Blogs & Comment

Where to put RRSP contributions

Whatever investment you are planning to add to your RRSP portfolio, some consideration should be given to how it fits in with the rest of your holdings. Is it likely to move in the same direction as an already dominant holding, thus increasing volatility and risk? Thats not good.
Itwould be better if the new holding tended to move in the opposite direction. Then volatility and risk would be reduced in your portfolio.
For example, if your risk profile suggests 60% in stocks and 40% in fixed-income investments, you might not want tobuy a stock or equity fund if your asset allocation has already been pushed up to 80% stocks and 20% bonds by market trends. You would be better off adding a fixed income investment.
This is a rather simplified example. Things can often be a lot trickier.
One illustration is selecting a mutual fund to represent your weighting in Canadian equities. Lets say you put 40% of your portfolio into the fund because you want a 40% allocation to Canadian stocks. But many mutual funds investing in Canadian stocks are allowed to have 20% or more in non-Canadian securities, so your actual exposure to Canadian stocks can be underweight by a third or more, compared to what you want.
And over time, the portfolio manager may vary the funds proportion in non-Canadian stocks. So even if you took this aspect into account when you first bought, your exposure to Canadian stocks over time could end up different than what you wanted.

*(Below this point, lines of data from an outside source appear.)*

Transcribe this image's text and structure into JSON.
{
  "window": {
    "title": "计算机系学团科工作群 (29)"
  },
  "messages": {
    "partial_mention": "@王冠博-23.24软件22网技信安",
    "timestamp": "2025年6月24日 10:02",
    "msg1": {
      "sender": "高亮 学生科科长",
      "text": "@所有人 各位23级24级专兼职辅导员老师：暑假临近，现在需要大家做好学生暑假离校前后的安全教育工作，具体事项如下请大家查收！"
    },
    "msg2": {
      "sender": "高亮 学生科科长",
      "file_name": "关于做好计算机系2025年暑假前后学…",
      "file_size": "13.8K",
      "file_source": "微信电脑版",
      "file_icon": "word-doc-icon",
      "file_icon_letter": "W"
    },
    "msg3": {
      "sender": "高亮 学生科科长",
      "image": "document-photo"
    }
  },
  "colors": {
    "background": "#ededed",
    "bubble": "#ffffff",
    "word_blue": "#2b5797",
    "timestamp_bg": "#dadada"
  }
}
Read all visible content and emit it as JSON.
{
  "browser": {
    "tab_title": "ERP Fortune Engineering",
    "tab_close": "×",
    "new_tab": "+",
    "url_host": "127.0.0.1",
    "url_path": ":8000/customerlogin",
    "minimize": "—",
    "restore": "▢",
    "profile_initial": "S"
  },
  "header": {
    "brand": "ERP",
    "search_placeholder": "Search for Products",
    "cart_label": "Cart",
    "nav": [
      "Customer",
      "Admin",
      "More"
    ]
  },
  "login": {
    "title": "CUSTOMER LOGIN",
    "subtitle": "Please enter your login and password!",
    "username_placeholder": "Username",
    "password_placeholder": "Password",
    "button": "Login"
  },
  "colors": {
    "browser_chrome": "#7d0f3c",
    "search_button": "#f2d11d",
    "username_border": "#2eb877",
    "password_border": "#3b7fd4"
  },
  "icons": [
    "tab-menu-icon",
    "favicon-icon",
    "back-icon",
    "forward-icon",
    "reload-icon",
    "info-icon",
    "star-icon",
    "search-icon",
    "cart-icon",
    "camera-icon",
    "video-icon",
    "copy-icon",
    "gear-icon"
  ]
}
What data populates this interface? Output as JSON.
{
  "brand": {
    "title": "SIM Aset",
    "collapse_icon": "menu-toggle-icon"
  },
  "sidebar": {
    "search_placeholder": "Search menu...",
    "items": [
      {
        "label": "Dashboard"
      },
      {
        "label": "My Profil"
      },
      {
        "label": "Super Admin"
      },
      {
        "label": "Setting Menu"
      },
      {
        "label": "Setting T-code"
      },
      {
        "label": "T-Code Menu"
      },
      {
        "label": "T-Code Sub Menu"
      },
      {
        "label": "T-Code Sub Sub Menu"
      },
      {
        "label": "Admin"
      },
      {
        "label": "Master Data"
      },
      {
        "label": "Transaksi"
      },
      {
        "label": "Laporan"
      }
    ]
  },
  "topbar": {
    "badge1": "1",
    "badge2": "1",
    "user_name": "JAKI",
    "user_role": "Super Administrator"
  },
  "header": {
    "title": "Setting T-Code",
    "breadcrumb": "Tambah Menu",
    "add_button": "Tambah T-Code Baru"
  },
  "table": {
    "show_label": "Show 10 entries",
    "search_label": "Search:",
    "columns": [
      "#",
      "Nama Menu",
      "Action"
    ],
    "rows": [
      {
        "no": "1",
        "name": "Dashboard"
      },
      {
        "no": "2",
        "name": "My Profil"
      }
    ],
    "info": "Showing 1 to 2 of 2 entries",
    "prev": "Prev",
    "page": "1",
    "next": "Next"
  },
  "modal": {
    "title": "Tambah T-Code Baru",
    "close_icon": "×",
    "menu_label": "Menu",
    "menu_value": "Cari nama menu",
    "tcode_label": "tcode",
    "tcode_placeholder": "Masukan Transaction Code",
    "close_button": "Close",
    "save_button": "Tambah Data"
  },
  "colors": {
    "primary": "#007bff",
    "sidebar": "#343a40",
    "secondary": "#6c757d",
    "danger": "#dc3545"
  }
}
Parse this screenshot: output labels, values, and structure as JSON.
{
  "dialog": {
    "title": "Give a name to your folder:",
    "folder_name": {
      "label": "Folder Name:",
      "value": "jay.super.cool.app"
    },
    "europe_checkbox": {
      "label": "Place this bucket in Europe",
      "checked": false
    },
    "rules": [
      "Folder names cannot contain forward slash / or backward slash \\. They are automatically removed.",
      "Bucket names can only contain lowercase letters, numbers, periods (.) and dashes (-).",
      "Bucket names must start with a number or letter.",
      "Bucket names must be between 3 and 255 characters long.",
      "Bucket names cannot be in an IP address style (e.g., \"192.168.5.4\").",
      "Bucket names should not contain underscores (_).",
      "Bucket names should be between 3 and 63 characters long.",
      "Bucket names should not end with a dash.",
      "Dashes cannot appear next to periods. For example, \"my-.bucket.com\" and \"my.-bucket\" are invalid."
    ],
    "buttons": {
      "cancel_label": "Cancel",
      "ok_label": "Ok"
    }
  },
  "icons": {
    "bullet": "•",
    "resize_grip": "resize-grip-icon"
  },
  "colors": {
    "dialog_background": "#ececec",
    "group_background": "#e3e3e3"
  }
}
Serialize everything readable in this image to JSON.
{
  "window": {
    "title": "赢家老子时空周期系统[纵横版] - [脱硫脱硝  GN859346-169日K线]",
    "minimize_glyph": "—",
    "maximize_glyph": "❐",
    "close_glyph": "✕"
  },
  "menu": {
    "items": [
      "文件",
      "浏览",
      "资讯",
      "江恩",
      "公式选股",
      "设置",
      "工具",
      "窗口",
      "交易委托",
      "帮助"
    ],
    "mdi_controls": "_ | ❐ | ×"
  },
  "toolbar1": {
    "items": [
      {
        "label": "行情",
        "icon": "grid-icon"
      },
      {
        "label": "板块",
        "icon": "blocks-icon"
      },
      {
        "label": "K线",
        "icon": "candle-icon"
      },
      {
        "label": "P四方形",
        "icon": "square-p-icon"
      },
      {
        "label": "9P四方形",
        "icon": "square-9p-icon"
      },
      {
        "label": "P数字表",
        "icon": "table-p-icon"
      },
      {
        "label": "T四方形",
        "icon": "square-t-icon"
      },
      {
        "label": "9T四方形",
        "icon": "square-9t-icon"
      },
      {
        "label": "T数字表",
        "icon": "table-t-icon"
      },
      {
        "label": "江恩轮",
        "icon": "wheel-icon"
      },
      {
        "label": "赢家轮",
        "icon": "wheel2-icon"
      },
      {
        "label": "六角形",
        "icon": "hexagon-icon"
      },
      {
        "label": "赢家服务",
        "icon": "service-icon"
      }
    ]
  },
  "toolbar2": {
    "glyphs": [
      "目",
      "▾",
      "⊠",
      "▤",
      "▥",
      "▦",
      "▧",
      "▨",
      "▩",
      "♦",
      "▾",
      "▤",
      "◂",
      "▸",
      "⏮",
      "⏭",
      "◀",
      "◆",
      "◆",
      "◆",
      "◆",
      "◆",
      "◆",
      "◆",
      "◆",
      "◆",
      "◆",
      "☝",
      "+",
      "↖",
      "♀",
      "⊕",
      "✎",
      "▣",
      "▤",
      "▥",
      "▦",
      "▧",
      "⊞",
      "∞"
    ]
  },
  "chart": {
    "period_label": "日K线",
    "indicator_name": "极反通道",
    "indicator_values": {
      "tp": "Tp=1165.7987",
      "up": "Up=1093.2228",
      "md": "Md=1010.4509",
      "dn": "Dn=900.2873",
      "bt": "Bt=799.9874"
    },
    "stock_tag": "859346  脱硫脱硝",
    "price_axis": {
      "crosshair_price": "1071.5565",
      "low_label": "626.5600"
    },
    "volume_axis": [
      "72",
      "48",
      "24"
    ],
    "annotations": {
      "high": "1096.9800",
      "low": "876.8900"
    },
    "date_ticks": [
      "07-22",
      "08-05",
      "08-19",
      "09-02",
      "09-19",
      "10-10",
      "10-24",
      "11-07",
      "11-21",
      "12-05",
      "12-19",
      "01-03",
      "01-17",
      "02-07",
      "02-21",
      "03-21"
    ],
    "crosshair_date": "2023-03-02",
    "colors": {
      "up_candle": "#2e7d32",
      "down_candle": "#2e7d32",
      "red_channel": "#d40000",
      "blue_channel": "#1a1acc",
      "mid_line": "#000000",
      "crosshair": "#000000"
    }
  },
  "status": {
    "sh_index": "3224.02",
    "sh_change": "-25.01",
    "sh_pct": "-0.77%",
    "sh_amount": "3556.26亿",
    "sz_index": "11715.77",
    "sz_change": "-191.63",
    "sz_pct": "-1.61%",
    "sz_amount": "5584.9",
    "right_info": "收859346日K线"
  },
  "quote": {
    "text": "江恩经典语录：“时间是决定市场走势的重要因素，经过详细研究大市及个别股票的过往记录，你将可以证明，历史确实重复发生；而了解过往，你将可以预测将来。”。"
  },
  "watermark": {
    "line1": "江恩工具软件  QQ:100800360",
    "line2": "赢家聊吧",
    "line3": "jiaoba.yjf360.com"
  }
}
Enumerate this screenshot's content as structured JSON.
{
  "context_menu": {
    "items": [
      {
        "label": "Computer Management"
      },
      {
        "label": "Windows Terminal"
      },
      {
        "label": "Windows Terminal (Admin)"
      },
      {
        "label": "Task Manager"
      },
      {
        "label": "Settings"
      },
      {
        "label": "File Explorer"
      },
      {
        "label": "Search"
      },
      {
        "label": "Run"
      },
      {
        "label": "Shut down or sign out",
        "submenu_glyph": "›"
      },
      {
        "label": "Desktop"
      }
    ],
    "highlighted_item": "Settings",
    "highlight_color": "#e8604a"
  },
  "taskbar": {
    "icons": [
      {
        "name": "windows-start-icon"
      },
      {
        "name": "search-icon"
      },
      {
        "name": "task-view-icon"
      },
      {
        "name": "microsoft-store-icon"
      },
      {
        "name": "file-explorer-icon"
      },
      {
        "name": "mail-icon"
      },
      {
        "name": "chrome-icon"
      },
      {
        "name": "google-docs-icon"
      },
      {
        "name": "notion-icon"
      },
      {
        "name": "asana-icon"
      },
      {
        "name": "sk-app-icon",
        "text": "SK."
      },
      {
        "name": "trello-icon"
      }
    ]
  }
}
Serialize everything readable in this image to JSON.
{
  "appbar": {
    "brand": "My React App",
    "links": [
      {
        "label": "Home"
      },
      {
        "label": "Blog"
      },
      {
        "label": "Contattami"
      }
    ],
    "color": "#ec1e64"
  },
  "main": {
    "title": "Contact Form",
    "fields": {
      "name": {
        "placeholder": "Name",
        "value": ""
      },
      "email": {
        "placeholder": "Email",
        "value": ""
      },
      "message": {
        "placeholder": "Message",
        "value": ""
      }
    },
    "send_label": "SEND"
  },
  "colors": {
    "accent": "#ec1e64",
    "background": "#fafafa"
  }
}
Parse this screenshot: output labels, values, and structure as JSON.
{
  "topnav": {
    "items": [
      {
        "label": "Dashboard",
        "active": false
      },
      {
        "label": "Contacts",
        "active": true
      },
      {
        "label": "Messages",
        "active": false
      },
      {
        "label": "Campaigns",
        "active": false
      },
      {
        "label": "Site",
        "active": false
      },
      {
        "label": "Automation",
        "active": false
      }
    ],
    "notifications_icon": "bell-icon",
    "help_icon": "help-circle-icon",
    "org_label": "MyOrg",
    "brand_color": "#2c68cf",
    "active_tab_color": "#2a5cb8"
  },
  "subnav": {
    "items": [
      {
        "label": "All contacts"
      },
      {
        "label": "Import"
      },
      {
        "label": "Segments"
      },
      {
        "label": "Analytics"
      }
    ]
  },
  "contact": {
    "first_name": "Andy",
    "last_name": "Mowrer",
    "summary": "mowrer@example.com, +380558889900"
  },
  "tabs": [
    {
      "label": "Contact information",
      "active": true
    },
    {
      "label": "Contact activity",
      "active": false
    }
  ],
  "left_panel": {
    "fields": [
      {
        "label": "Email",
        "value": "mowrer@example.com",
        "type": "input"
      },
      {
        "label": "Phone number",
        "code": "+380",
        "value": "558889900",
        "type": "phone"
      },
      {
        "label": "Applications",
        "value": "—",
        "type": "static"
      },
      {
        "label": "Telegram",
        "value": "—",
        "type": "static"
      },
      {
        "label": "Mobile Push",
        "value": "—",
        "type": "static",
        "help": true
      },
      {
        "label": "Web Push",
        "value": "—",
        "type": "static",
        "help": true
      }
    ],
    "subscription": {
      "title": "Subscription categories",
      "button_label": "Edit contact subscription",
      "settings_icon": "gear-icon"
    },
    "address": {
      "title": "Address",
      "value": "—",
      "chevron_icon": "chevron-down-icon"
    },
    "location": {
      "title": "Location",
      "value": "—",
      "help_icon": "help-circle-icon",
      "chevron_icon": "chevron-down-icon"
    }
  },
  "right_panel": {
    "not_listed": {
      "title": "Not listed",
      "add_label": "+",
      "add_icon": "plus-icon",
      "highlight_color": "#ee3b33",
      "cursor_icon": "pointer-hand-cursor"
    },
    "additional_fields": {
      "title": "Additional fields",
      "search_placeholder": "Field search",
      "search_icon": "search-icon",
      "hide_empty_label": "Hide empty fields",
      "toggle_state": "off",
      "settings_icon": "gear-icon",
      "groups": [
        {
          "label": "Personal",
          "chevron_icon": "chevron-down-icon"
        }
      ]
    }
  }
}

More to come on managing risk and diversification in next post.